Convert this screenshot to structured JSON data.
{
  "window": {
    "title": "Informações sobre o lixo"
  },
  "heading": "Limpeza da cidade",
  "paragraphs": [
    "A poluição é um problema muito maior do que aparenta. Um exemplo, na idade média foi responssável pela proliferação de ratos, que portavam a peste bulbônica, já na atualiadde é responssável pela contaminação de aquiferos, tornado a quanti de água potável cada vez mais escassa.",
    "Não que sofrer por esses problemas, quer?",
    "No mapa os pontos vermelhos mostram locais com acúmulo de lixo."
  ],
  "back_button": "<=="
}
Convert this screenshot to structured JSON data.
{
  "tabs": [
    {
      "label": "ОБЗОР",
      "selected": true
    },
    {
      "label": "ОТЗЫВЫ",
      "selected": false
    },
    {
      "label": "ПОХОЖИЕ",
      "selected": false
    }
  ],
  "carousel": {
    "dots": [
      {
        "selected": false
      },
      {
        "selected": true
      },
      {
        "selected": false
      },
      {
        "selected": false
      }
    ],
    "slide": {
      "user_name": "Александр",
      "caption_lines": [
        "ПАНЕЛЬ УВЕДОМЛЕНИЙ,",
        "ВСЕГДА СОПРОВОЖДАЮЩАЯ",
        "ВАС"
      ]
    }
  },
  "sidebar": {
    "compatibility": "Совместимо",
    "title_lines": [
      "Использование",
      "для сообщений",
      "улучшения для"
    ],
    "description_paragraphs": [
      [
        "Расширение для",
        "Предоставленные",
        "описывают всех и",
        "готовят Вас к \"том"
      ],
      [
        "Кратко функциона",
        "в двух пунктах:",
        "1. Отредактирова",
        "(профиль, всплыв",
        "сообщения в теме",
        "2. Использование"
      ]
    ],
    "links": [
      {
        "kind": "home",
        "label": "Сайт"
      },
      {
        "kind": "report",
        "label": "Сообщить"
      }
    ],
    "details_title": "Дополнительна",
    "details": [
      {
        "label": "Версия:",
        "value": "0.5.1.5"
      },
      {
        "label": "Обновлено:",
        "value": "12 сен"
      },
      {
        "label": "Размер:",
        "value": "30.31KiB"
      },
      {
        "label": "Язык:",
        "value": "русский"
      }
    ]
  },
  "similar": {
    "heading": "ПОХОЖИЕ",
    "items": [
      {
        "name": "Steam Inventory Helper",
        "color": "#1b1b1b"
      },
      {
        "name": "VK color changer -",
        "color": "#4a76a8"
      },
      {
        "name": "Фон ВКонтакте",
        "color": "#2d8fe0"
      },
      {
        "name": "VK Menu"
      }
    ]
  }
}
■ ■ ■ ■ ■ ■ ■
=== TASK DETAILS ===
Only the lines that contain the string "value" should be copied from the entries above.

=== THE ANSWER ===
        "value": "0.5.1.5"
        "value": "12 сен"
        "value": "30.31KiB"
        "value": "русский"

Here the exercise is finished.